Wilson, Jack 119 
Wilson, Keith 137, 245, 275 
Wilson, Lyndon 154 
Wilson, Max C. 119, 226 
Wiltbank, Elene 137, 232 
Wiltbank, Jay 154 
Wing, George 137 
Winch, Vera 102 
Winterhouse, John 277 
Wiscombe, Edna 154 
Wiseman, Irvin 275 
Wolsey, Heber 137 
Wolz, Russell 102 
Wood, Don 137, 277 
Wood, Eloine 233 
Wood, Fred 137 4 
Woodland, Byron 119 
Woodward, Robert 119, 276 



340 




LET'S GO TO 




*Bestby7ksr 

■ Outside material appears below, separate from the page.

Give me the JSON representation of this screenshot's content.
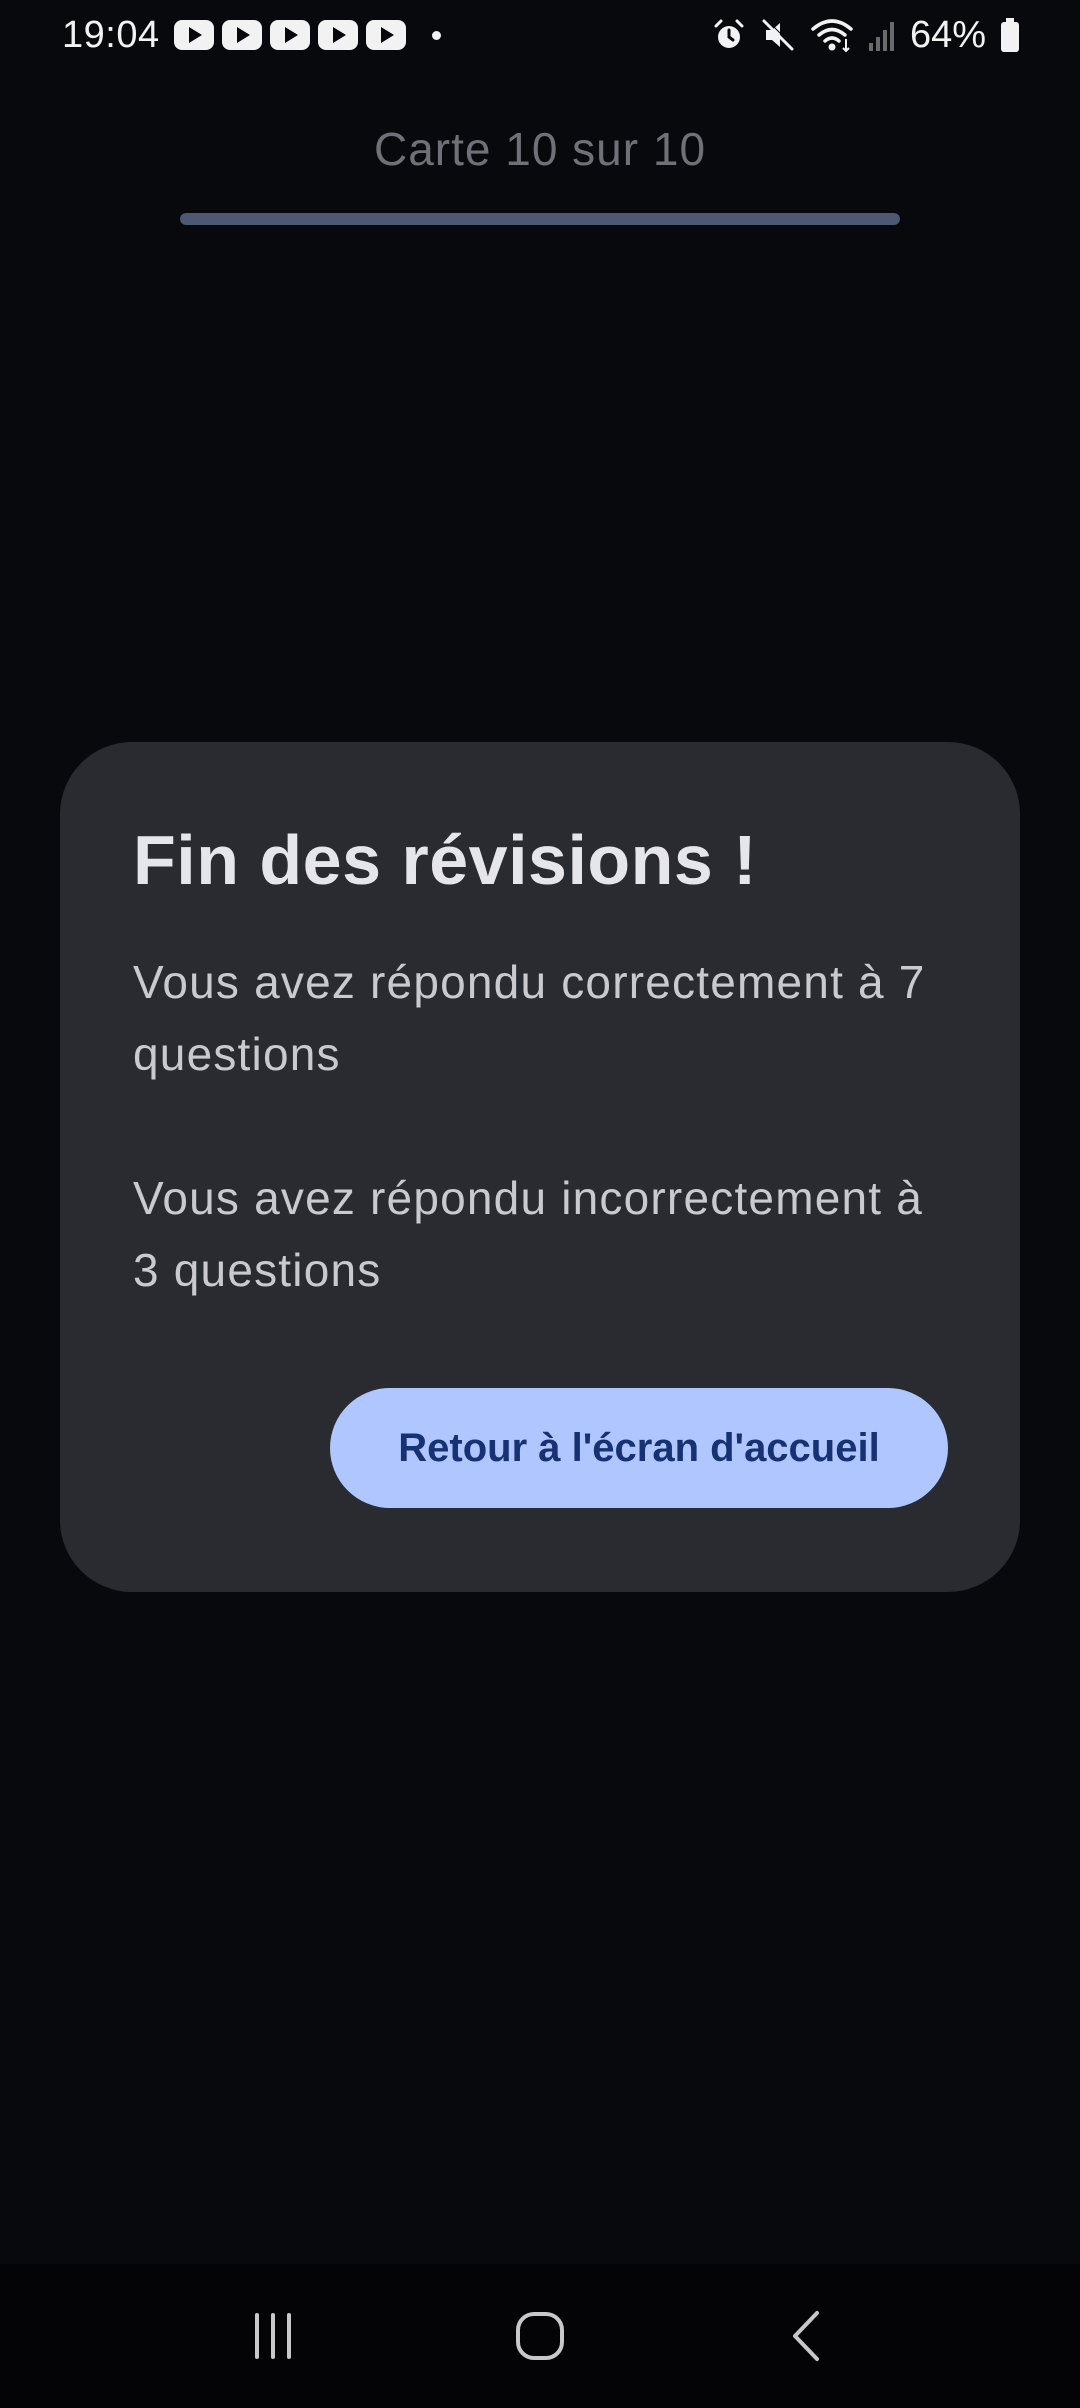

Popular For 

FOUNTAIN LUNCHEONS 

ICE CREAM CANDIES 

THREE PROVO STORES 

36 West Center 67 E. Center 83 E. Center 



Salt Lake Stamp 

Company 

Trophies, Badges, Memorial Plates, 
Rubber Stamps, Etc. 

43-West Broadway Phone Was. 3097 
Salt Lake City 



American Smelting and 
Refining Company 

Has Always Offered an 

UNFAILING MARKET 

. . . For . . . 

ORES CONCENTRATS 
FURNACE PRODUCTS 

LARGE OR SMALL LOTS 



COPPER SMELTER 
Gariield, Utah 



LEAD SMELTER 
Murray, Utah 



^XQ* 



Ore Purchasing Department 

700 McCornick Building, Salt Lake City, Utah 

UTAH, NEVADA, IDAHO 



341 



■ < »t->_ i <j t^'w tf. .: rTK -\K*v »<r * . < «"i»> sn.fv iTS* ' 




FROM ALL /NDICATIOHS HE WAS 
A PRETTY "LEVEL- HEADED^CHAP 




If Uotl dcif know »>h* + 
to I *bout 1ke SUNYOU 




"A Good Place To Eat' 



Provo, Utah 



GLADE CANDY Co. 



Manufacturers of 



FINE CHOCOLATES 
and BARS 

If It s Glades, It's Good 




40 South 2nd West Phone 1226 

306 West Center Phone 65 24 South 4th West Phone 713 ' 



33 East Center 



342 



.J TV*1»*.\TiTH-Jl«v.Y 'iVV.I ■«-..'> '.vn r-v iPA *\ 



■ ,** ■«.»-*-. * »»"\n v \n f.*? iF\a